As a pro-life advocate, I believe that abortion is a death-sentence to the unborn, and I fight for the abolition of abortion. To be truly pro-life, we must recognize the dignity of human life at all stages, and consequently, my thinking on capital punishment has shifted. A person does not lose their dignity and worth by committing a crime. Yes, actions have consequences, and it is the responsibility of the public authority to safeguard its citizens, but today we have “bloodless means” of punishing criminals that both preserve their human dignity and prevent them from committing future crimes. Our ability to permanently imprison an offender allows them the possibility of repentance and redemption. They may never walk free, but as Christians, we recognize that freedom of the soul is much more important, and we should give them every opportunity to obtain this freedom. While once I would have found satisfaction in a murderer or rapist receiving the death penalty as a matter of justice, I now follow the Church when she teaches: “in the light of the Gospel, that ‘the death penalty is inadmissible because it is an attack on the inviolability and dignity of the person’” (CCC 2011).
Scripture texts in this work are taken from the New American Bible, revised edition © 2010, 1991, 1986, 1970 Confraternity of Christian Doctrine, Washington, D.C. and are used by permission of the copyright owner. All Rights Reserved. No part of the New American Bible may be reproduced in any form without permission in writing from the copyright owner.
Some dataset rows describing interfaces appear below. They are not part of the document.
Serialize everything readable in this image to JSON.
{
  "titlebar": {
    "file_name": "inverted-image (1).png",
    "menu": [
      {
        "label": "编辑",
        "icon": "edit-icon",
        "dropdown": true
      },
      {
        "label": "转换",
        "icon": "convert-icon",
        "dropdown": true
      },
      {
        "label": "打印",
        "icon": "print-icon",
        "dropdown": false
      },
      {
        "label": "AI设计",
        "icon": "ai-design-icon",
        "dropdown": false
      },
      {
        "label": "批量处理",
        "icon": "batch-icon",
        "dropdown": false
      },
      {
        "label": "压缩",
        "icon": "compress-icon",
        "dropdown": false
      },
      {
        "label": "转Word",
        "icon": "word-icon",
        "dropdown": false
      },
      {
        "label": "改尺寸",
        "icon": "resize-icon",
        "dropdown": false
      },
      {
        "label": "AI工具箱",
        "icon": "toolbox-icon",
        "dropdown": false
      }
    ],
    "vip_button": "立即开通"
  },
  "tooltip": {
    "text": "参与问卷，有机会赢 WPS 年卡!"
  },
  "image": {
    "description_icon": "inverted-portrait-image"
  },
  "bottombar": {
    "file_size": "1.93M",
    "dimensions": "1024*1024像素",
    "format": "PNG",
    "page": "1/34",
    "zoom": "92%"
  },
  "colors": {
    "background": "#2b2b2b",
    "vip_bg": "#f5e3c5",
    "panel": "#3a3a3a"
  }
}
John, Paul II. Catechism of the Catholic Church. 2nd ed. Washington, DC: United States Catholic Conference, 2011. https://www.usccb.org/sites/default/files/flipbooks/catechism/.
© 2023 Stephen Jacob Edwards